We focus on large-scale killing because we believe it is the gravest and most urgent among the activities that international law would consider atrocities. Also, because of our interest in prevention, we look specifically at the risk of onset of these episodes. We are not trying to document or anticipate the trajectory of mass-killing episodes that are already underway.
Q: Are there a lot of mass killings? Can you give a few recent examples?
Onsets of mass-killing episodes are rare, and they have become rarer in the past couple of decades, but we can still expect to see one or more of them each year. Recent examples include ongoing episodes in Syria, where state security forces and allied militias appear to target civilians who allegedly support or sympathize with rebel groups; in Sudan’s South Kordofan region, where government forces attack civilian settlements as part of their counterinsurgency campaign; and in Iraq and northern Nigeria, where Islamic State and Boko Haram, respectively, routinely kill civilians in their efforts to seize and hold territory.
Q: Part of how you assess the risks is via statistical modeling. How does this work?
Our statistical risk assessments come from an ensemble of models that estimate risks of new episodes of state-led mass killing for all countries with populations of at least half a million. The ensemble includes three models; two of them are based on leading theories about the causes of mass killing, while the third comes from applying a machine-learning algorithm to all the variables identified by the other two.
We estimate the models using historical data. Then, drawing on the most recent available data, we use the models to generate our forecasts. This idea of combining assessments from multiple models is now common practice in the forecasting world because it almost always produces more accurate results, and that’s what we’re after here.
Q: You have paired statistical modeling with something you call the “Expert Opinion Pool.” What do these experts do, and how does it add to the modeling?
The Expert Opinion Pool elicits and combines predictions from groups of people. We’re essentially blending features of prediction markets and surveys. Instead of having participants trade stocks representing certain events, as they would do in a prediction market, we simply ask them how likely the event is to occur during some window of time—for example, “Before 2016, will there be a new episode of mass killing in Yemen?”—and they give us an answer in the form of a probability.
In that sense, the Expert Opinion Pool is more like a survey than a prediction market. But unlike in a traditional survey, participants can choose which questions to answer. They can also see the overall answers and how they are changing over time, discuss the question with other participants, and update their answers whenever they like as they see relevant news or otherwise change their beliefs.
We don’t mathematically combine the forecasts from the Opinion Pool with the ones from our statistical models, but we do try to take advantage of the ways they complement each other.
The great advantage of the Opinion Pool is its flexibility.
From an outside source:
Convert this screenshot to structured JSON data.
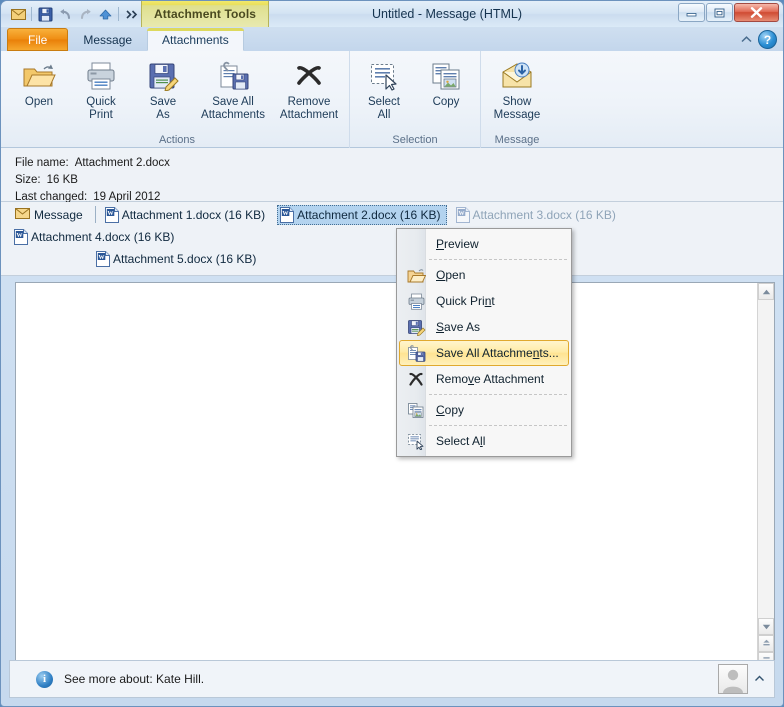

Statistical forecasts can only be updated as often as you get fresh data, and most of the data on which our statistical models depend are updated only once each year and with a several-month delay.
So instead of waiting for a whole year to revisit the risk landscape, we can ask our pool of experts about countries or situations of greatest concern and let their responses inform us about how those risks are evolving, or how they compare in light of things the models couldn’t consider because the requisite data don’t exist.
I would be remiss if I didn’t add that we are always looking to grow and diversify our pool of volunteer forecasters. If you pay close attention to the issues we cover or to a part of the world where atrocities are more likely to occur and would like to contribute your knowledge to this endeavor, please let us know by sending an e-mail to firstname.lastname@example.org.
Q: What are, in your mind, some of the interesting or unexpected findings that your forecasting has produced?
We have only been generating statistical risk assessments since 2013, and our opinion pool has only been running for a little more than a year with a modest number of participants. Given how rare these events are, that’s not enough time to establish a track record or grade our performance with much confidence.
That said, we are encouraged by the results so far. All of the countries that have seen onsets of state-led mass killing in the past couple of years — Egypt, Nigeria and South Sudan — were ranked among the highest-risk cases by our statistical models before those onsets occurred. And although we didn’t see any clear onsets of state-led mass killing in 2014, the two cases that came closest, Iraq and Myanmar, were identified early in the year by our opinion pool as two of the most likely candidates.
In our 2015 statistical risk assessments, released just this week, most of the countries near the top of the list are familiar from previous years, but new or worsening instability has vaulted some new ones into their midst, including Ukraine and Burkina Faso.
Q: Are we likely to see more of this kind of work in the future? How can it help governments or other actors?
I expect we will see more work like this in the future, as the data needed to do it become more plentiful, the methods become better known, and as potential consumers develop more of an appetite for it. I’ve been doing work like this for more than 15 years, and during that time I think I’ve seen more people open up to the idea that predictive analytics can improve planning and decision-making by providing better information, even on very-hard-to-predict political topics.
A key point is that the forecasts don’t have to be perfect to be useful; they just have to be better than the status quo, which in most cases is not so hot. When organizations do try to anticipate events, they often rely on the judgments of individual experts or on lists produced in staff meetings, neither of which is as reliable as the techniques we’re using here. Collectively, we can do better, and the tools and raw materials needed to implement those alternatives are becoming more accessible, so I expect that practice will follow, albeit in fits and starts.